In Grade 5, Danish Mahmood spent his free time teaching himself about T-cells and their function in the immune system.
In Grade 6, he tackled a science fair project modeling an artificial pancreas that used solutions with varying levels of acidity to simulate the organ’s process in regulating blood sugar.
In Grade 7, he showed how curvature of the cervical spine can affect brain efficiency as compressed vertebrae block off arteries that flow blood to the brain. This project earned a gold medal at the regional science fair in Ontario, landing Mahmood a spot at the Canada-wide science fair last year.
Now a Grade 9 student at London’s Central Secondary School, Mahmood, 14, is accustomed to walking away with top honors for projects he imagined and engineered from the time he was 10. Last month, having won a litany of awards at the national science fair for a project called W.I.N.I.T.S. (Wireless Interconnected Non-Invasive Triage System) – including an entrance scholarship to Western – he attended the European Union Contest for Young Scientists (EUCYS) in Tallinn, Estonia, taking home the top prize.
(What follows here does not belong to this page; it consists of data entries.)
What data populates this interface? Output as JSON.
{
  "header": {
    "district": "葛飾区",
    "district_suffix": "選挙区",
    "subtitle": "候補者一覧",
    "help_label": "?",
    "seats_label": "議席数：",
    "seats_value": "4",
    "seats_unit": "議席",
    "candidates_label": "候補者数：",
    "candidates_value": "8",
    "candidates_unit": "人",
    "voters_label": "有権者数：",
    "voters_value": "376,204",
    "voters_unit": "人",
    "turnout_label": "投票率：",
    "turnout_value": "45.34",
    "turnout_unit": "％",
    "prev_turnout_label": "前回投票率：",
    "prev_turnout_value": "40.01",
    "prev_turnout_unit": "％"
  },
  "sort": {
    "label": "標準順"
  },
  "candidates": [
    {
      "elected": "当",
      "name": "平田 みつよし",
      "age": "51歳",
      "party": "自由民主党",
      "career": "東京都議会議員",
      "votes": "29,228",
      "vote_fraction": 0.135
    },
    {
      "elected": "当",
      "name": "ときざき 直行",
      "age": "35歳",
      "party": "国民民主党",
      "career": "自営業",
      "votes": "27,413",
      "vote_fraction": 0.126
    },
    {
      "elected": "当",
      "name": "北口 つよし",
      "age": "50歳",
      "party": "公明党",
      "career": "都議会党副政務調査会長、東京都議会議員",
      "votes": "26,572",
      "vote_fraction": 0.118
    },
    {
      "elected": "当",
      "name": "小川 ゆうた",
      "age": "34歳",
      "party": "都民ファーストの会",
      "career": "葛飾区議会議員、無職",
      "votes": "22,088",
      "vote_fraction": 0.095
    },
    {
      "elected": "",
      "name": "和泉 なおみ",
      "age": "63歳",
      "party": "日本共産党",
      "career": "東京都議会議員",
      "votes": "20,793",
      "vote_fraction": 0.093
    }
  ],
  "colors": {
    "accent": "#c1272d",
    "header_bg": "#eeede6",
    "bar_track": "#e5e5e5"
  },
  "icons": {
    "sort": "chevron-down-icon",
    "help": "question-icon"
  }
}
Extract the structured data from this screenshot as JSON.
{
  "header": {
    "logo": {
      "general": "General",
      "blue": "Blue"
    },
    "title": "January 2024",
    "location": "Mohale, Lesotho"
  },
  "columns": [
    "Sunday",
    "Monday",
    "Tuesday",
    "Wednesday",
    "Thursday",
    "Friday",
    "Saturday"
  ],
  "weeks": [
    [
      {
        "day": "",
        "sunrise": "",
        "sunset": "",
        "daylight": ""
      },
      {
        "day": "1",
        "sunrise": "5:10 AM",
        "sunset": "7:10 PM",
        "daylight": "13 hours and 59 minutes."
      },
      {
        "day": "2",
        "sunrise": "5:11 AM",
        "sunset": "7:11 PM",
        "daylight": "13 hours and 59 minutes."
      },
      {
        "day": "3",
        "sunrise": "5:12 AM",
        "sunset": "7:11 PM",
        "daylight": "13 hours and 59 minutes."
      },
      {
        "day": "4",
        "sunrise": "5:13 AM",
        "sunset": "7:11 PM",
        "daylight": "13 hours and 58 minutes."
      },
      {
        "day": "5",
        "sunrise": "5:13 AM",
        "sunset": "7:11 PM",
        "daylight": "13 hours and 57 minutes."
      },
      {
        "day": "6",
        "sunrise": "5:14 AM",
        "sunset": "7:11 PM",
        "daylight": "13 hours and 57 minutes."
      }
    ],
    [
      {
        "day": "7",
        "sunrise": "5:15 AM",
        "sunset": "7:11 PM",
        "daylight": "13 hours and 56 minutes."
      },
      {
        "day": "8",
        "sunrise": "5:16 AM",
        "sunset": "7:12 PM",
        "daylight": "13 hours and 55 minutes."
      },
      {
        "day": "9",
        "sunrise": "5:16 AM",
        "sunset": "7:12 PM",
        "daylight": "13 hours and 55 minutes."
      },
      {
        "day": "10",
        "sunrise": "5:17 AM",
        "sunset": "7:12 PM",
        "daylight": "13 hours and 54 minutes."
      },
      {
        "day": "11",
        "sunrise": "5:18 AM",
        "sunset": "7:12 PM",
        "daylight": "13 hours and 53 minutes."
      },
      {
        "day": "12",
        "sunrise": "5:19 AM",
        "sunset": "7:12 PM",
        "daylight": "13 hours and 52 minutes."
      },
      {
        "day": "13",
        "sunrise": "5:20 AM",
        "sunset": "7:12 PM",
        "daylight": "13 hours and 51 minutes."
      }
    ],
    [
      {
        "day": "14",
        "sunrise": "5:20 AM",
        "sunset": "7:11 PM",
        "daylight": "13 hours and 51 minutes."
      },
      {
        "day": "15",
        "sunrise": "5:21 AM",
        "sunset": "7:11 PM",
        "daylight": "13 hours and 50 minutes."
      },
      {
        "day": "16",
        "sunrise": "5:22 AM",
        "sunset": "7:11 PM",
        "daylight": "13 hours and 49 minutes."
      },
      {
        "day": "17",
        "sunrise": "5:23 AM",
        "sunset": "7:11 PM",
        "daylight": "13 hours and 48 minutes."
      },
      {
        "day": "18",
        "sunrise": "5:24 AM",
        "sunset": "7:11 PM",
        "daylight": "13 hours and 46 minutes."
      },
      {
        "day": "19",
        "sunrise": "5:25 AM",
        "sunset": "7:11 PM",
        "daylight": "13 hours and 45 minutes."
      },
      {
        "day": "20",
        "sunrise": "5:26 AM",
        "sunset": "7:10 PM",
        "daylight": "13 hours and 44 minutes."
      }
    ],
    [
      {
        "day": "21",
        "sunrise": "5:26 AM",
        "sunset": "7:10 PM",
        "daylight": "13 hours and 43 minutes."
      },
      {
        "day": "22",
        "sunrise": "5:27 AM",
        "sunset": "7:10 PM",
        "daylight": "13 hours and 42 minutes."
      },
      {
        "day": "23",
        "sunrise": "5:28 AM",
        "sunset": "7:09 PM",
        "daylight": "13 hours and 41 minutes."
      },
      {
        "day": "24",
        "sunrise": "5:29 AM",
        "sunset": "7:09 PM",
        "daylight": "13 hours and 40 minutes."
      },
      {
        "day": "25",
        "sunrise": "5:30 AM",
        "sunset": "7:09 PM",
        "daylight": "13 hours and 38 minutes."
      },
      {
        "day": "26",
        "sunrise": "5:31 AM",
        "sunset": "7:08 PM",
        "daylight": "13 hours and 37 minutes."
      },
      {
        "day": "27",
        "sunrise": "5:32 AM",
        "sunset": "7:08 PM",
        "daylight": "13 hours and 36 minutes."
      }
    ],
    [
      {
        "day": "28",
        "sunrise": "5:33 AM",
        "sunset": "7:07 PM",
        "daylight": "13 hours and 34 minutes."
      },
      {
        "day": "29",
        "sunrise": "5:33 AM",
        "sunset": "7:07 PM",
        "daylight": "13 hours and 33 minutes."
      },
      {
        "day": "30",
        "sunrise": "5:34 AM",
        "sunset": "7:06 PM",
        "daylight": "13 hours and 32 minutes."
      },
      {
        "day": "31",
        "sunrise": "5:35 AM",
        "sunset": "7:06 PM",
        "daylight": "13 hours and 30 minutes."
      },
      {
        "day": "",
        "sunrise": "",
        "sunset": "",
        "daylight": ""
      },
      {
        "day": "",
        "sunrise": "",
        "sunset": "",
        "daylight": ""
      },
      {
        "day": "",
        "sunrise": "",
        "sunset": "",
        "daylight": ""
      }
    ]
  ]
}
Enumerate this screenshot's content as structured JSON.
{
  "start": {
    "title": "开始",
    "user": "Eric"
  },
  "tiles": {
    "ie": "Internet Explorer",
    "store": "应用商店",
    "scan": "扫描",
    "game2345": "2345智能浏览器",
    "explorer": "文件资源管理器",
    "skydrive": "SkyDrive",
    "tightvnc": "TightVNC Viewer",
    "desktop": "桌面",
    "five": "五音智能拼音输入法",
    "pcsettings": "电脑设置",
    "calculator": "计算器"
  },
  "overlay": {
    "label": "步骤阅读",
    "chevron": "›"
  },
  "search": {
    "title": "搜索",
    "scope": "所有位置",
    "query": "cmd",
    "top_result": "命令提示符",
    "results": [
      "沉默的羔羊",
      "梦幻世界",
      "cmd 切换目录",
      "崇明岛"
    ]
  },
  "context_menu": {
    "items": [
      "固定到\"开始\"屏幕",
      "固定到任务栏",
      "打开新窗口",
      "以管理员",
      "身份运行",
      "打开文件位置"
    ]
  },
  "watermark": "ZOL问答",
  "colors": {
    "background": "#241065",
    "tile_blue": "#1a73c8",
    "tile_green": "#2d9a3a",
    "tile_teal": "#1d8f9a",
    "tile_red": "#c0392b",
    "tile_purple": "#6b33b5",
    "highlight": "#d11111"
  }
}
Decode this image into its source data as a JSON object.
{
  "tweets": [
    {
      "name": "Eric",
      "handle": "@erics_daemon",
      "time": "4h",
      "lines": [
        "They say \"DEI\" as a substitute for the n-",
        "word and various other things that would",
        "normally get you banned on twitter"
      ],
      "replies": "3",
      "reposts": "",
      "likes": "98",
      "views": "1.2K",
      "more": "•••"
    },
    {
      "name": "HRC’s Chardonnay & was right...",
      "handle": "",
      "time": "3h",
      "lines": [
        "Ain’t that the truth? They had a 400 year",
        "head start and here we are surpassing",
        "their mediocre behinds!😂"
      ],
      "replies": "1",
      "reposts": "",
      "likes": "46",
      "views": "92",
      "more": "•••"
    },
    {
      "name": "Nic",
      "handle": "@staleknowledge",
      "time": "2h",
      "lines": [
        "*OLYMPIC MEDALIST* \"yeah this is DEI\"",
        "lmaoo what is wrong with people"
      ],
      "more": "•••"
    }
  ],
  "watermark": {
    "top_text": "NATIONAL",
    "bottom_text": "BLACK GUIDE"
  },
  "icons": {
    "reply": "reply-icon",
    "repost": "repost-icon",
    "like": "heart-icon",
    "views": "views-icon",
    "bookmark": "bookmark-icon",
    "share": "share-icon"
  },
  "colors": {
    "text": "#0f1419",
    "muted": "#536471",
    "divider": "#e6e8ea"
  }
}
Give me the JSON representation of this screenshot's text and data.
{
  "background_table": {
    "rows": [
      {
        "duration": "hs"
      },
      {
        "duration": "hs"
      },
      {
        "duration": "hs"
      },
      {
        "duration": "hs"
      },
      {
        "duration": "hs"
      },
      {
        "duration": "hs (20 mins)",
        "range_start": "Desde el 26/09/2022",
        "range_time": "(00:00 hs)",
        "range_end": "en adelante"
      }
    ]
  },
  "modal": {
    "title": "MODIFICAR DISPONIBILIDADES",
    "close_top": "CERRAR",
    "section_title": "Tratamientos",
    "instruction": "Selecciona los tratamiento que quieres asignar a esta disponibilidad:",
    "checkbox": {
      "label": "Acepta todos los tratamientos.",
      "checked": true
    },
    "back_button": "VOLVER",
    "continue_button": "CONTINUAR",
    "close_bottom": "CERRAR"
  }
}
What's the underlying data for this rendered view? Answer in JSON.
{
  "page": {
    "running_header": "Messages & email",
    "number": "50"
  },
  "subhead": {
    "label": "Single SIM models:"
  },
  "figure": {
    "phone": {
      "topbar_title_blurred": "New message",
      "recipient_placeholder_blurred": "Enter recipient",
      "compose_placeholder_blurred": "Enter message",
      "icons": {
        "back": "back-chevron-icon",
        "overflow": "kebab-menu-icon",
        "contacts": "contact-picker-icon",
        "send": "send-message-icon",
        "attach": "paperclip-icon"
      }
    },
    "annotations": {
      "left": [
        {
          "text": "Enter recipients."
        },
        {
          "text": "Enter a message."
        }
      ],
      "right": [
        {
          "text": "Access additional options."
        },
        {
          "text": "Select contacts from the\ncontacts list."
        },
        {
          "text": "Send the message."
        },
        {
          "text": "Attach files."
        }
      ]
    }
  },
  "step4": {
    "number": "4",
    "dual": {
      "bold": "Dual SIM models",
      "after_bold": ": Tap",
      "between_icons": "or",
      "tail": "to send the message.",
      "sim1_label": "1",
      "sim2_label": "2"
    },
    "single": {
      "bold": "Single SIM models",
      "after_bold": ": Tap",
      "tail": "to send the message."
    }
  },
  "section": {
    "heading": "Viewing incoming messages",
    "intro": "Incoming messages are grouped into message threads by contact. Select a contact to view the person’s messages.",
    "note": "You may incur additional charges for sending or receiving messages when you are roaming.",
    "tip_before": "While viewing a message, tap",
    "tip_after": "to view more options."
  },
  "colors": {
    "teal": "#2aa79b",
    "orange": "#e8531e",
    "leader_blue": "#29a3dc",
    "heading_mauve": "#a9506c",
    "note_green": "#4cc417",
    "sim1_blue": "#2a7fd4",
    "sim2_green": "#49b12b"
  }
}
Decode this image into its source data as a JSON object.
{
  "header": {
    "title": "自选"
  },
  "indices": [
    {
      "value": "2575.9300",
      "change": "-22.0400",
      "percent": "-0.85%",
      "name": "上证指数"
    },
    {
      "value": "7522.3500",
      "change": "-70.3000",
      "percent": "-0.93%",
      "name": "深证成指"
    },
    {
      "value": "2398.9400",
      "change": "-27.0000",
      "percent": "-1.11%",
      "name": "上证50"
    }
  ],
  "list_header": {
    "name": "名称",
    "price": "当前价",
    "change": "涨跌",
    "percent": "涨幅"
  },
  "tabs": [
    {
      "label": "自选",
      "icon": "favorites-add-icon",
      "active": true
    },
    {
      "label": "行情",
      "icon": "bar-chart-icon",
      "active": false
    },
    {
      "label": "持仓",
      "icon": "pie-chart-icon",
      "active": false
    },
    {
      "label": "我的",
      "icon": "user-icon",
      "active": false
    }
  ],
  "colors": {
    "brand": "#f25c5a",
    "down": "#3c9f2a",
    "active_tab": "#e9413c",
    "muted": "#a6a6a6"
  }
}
Representing Canada, Mahmood was the youngest contestant and Canada’s first top winner.
“In March, I competed in my regional science fair with (W.I.N.I.T.S) and won a gold medal and a trip to the Canada-wide science fair in May. I won the platinum award there for the best junior project, a gold medal in the engineering category, the Innovation Challenge award, the S.M. Blair Family Foundation Award and a Western Entrance Scholarship,” he explained.
Mahmood’s success at the national competition landed him at EUCYS where 38 countries were represented by contestants aged 14-20.
W.I.N.I.T.S targets the global issue of “triage in mass-casualty incidents.” In such circumstances, first responders quickly triage patients with paper tags. Vital signs have to be assessed manually and the paper-tag system is inefficient, he added. What’s more, patient information has to be communicated by responders to others on the team.
Mahmood designed and engineered a wearable finger sensor that continuously measures a patient’s vital signs, such as blood pressure, heart rate and body temperature, displaying the information, as it changes, on an online dashboard in real-time, allowing fast transfer of patient information and increased accessibility for responders.
As patients’ conditions can change rapidly and medical personnel resources can sometimes be limited, this invention has the potential to save lives, Mahmood explained. Having already won an award for the project at an international science fair, he is still developing it and hoping to partner with researchers at Western and doctors in the community in order to develop and test the W.I.N.I.T.S system before seeking FDA approval and going through the patent process.
All of this has been the fruit of independent study for Mahmood.
“At the national fair, I had a bare-bones prototype. I had no information when I started this project on how to program or how to work with electrical engineering. I went on YouTube, read PubMed articles, taught myself physics of light absorption, how to make a voltage divider, how to program five different languages,” he said.
“As I was learning things, I would implement them and add to my project. In three months, I learned to design and use AutoCAD for 3D printing and I made a small compact finger clip for the prototype. Now, I am working on signal processing and looking towards gaining accuracy.”
He plans to enter the Intel International Science and Engineering Fair, the world’s largest international pre-college science competition, next year.
As for his plans after high school, Mahmood is excited to come to Western, calling it “a really great school” that garners recognition when mentioned as an alma mater.
“As a student, I want to work in biomedical research along with studying medicine. I want to start my own company, to see where my research takes me and I hope to become a doctor.”